  4. Provides protection for Mom as well. According to the National Cancer Institute, breastfeeding is associated with a decreased risk of breast and ovarian cancers.
  5. Financially beneficial on the family budget. According to La Leche League International, the cost of formula can range anywhere from $134 to $491 per month. That’s $1,608 to $5,892 in one year! Breastfeeding costs nothing because you are producing milk. If you choose to express your milk, many insThinkstockPhotos-524429091urance plans will cover double electric breast pumps.
  6. Breastfed babies are smarter. Various researchers have found a connection between breastfeeding and cognitive development. Studies concluded from IQ scores and other intelligence tests that prolonged and exclusive breastfeeding significantly improves cognitive development.
  7. Helps Mom’s back to their pre-baby shape. With a healthy diet, mom receives the benefits of breastfeeding by burning an average of 500 calories a day, which can help shed those post baby pounds faster than just diet alone.
  8. Lowers the risk of Sudden Infant Death Syndrome (SIDS). The U.S. Centers for Disease Control and Prevention (CDC) recommends breastfeeding for as long as possible to reduce the risk of SIDS. AGerman study published in 2009 found that breastfeeding – either exclusively or partially – is associated with a lower risk of SIDS. The researchers concluded that exclusive breastfeeding at 1 month of age cut the risk of SIDS in half.
  9. Helps with a natural method of birth control. According to the World Health Organization, exclusive breastfeeding is associated with a natural (though not fail-safe) method of birth control offering a 98% protection in the first six months after birth.
  10. Creates confidence in mothers.
    Nursing mothers have reported increased self-confidence and a closer connection to their babies.

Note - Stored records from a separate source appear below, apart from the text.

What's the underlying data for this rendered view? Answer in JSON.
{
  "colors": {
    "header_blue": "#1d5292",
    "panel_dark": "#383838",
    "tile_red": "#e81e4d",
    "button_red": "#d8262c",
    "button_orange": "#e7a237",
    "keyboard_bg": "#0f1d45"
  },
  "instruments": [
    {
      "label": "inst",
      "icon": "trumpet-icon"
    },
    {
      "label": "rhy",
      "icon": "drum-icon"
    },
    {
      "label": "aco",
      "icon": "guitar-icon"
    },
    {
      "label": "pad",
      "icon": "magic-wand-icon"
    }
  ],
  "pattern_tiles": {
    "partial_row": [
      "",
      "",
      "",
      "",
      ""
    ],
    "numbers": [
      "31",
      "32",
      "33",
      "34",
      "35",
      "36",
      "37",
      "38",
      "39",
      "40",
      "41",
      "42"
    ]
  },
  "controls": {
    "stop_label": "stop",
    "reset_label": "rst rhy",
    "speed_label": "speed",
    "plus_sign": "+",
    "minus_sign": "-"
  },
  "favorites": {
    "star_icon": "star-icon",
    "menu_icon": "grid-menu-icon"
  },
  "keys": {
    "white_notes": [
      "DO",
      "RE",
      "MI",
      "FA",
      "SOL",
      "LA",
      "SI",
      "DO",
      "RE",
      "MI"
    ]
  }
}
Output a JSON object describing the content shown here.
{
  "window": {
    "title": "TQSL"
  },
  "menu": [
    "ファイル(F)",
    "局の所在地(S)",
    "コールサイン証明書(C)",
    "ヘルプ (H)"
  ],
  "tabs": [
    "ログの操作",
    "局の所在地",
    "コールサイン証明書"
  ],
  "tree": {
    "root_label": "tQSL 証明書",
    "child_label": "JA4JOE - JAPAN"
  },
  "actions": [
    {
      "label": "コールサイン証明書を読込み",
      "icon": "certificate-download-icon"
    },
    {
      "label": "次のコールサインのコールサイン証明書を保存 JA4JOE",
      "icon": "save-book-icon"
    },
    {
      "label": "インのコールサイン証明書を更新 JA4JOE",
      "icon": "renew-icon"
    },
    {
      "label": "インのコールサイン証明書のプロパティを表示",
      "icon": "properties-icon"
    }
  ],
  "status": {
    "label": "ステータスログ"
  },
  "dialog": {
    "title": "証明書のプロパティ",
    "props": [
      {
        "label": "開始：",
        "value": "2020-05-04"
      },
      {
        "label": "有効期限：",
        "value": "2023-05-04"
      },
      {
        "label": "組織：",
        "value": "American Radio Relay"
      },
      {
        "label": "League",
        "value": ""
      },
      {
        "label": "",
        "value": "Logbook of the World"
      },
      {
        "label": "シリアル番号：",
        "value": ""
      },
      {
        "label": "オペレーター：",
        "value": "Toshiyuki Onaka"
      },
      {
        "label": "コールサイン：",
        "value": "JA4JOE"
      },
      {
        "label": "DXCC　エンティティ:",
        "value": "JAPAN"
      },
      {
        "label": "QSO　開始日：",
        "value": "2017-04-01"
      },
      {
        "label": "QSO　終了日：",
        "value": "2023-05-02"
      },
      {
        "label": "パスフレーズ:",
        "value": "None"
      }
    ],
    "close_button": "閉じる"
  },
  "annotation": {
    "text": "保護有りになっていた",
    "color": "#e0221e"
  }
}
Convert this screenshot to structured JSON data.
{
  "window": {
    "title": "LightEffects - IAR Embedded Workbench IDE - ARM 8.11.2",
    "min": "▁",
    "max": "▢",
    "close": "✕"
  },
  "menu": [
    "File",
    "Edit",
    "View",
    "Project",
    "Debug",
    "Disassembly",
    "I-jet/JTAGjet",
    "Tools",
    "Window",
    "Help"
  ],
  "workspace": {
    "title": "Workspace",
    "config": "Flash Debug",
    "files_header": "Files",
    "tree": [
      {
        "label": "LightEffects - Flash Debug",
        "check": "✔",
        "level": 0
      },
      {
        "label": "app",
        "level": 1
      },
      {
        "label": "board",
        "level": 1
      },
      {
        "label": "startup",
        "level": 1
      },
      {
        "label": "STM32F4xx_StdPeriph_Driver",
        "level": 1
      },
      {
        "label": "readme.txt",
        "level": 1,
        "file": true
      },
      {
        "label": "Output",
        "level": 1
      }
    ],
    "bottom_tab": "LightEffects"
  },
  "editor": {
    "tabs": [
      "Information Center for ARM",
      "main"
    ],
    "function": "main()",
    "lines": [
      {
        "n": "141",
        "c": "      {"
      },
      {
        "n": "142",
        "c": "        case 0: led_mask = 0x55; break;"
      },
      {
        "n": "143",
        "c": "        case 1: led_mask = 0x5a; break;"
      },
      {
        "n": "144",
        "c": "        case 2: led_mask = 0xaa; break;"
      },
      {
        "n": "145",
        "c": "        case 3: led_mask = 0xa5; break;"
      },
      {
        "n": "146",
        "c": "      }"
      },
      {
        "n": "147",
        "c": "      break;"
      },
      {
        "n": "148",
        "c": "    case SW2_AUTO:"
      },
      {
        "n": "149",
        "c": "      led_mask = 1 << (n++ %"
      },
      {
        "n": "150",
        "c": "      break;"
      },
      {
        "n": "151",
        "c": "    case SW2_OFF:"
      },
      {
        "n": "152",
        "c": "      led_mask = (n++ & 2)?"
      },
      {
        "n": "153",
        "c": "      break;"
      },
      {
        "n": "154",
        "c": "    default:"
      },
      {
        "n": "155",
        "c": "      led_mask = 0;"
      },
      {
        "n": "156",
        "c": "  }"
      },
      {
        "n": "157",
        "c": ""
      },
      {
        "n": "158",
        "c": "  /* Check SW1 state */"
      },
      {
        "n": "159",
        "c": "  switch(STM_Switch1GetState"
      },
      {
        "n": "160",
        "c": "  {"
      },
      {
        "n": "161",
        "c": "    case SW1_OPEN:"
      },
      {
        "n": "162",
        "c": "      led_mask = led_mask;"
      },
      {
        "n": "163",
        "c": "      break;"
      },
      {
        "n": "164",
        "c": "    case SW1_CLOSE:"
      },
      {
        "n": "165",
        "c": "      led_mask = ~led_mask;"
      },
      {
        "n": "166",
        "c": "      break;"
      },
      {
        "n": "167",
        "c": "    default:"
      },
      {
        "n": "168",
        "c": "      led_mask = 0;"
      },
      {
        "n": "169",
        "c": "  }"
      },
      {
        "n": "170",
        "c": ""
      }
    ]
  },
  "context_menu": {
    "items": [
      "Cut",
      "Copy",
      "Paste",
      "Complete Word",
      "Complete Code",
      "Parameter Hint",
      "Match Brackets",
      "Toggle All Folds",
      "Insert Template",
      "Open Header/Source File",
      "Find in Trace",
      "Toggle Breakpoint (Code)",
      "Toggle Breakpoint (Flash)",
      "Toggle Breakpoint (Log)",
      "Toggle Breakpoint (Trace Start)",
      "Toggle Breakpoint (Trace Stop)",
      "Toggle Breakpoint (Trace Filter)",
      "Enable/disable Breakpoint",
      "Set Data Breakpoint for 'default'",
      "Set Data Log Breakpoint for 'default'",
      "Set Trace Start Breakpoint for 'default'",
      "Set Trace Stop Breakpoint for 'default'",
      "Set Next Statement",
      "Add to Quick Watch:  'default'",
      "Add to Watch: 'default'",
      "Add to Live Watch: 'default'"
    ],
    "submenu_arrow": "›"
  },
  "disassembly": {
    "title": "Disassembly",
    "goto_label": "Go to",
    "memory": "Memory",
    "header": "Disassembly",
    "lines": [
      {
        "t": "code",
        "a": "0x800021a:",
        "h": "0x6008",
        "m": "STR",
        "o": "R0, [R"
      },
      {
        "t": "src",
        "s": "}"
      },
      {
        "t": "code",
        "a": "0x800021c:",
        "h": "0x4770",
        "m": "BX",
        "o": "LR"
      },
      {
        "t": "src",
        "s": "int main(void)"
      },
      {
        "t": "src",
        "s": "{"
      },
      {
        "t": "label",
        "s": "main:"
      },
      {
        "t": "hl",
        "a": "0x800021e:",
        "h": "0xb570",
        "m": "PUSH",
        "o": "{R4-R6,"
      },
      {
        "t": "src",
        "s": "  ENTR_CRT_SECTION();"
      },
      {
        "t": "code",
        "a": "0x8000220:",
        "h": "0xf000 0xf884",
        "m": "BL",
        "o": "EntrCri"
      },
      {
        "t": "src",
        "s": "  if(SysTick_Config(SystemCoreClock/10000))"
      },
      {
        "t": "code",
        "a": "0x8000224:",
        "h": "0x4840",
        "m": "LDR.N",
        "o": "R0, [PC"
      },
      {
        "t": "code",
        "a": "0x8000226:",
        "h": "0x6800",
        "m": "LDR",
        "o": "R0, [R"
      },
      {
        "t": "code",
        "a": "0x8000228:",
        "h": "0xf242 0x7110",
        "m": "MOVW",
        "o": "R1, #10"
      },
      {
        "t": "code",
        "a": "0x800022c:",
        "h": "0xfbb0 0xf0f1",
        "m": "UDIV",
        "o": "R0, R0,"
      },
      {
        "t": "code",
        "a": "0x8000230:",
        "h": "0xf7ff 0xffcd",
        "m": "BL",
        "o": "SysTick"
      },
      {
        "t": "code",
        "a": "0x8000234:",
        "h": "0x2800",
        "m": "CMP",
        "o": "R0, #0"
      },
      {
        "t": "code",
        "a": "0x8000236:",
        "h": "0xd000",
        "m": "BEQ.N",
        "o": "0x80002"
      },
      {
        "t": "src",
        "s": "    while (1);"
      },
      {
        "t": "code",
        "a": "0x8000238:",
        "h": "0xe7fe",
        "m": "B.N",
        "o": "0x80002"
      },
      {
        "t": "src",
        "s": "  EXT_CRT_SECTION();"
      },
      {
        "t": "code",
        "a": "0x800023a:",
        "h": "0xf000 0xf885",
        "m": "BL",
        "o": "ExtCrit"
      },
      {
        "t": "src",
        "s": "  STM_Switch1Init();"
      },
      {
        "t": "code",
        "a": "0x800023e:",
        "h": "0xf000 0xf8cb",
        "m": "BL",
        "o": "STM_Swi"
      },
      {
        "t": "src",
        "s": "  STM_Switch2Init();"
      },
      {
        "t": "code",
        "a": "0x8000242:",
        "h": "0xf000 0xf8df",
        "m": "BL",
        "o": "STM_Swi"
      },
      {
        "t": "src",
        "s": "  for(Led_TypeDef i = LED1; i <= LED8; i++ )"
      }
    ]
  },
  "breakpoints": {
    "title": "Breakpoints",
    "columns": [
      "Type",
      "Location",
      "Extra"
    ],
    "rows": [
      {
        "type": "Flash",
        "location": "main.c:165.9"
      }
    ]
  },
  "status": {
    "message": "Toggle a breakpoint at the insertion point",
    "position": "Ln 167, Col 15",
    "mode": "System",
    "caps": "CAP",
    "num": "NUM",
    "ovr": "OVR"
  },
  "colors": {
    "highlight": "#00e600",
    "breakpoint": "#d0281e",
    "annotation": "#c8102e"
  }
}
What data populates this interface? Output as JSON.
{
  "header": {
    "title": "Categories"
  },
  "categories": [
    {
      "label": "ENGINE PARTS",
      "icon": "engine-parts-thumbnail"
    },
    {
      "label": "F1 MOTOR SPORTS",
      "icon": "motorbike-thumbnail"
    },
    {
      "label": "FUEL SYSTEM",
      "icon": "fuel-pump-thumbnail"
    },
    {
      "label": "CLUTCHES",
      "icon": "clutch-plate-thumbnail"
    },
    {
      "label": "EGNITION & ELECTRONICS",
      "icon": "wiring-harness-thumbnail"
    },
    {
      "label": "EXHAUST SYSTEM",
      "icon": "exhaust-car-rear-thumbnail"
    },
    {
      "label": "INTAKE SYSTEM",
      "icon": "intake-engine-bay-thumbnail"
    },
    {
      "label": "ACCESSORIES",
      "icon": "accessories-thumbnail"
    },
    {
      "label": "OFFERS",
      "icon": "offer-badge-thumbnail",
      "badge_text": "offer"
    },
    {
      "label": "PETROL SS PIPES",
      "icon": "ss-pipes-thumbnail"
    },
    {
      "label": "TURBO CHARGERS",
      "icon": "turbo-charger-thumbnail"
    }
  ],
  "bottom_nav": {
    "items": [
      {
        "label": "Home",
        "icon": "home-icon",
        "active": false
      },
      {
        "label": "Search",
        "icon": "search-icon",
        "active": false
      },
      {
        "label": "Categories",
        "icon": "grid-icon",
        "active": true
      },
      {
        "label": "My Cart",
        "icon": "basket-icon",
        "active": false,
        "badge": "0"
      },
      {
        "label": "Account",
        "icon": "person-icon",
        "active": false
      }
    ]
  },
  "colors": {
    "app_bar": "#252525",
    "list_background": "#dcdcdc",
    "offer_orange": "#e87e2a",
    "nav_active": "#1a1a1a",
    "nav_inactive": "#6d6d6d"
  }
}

All content of this newsletter is intended for general information purposes only and is not intended or implied to be a substitute for professional medical advice, diagnosis or treatment. Please consult a medical professional before adopting any of the suggestions on this page. You must never disregard professional medical advice or delay seeking medical treatment based upon any content of this newsletter. PROMPTLY CONSULT YOUR PHYSICIAN OR CALL 911 IF YOU BELIEVE YOU HAVE A MEDICAL EMERGENCY.